■ Supplied data
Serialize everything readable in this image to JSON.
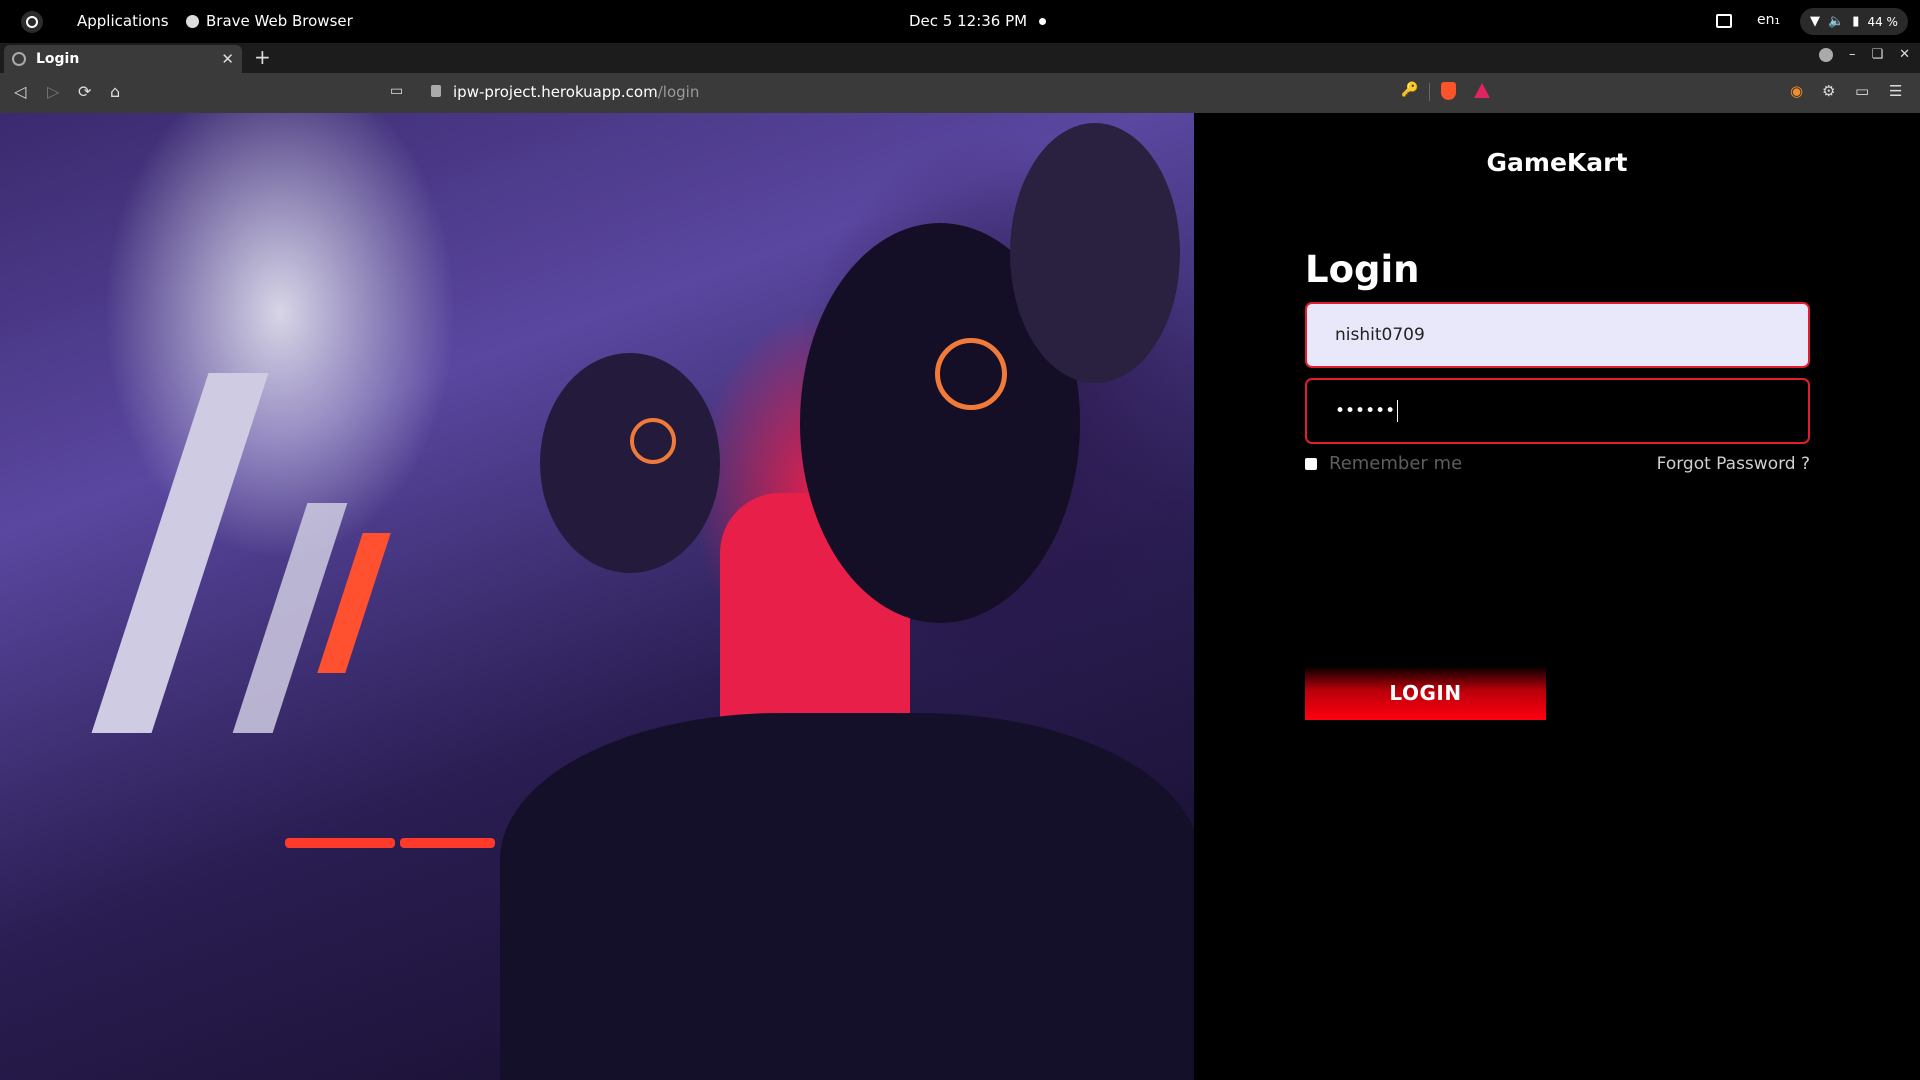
{
  "os_bar": {
    "applications_label": "Applications",
    "focused_app": "Brave Web Browser",
    "clock": "Dec 5  12:36 PM",
    "language": "en₁",
    "battery": "44 %"
  },
  "browser": {
    "tab_title": "Login",
    "url_host": "ipw-project.herokuapp.com",
    "url_path": "/login"
  },
  "page": {
    "brand": "GameKart",
    "heading": "Login",
    "username_value": "nishit0709",
    "password_mask": "••••••",
    "remember_label": "Remember me",
    "remember_checked": false,
    "forgot_label": "Forgot Password ?",
    "login_button": "LOGIN",
    "accent_color": "#e21d2e"
  }
}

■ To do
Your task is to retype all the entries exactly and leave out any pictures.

■ Answer section
Serialize everything readable in this image to JSON.
{
  "os_bar": {
    "applications_label": "Applications",
    "focused_app": "Brave Web Browser",
    "clock": "Dec 5  12:36 PM",
    "language": "en₁",
    "battery": "44 %"
  },
  "browser": {
    "tab_title": "Login",
    "url_host": "ipw-project.herokuapp.com",
    "url_path": "/login"
  },
  "page": {
    "brand": "GameKart",
    "heading": "Login",
    "username_value": "nishit0709",
    "password_mask": "••••••",
    "remember_label": "Remember me",
    "remember_checked": false,
    "forgot_label": "Forgot Password ?",
    "login_button": "LOGIN",
    "accent_color": "#e21d2e"
  }
}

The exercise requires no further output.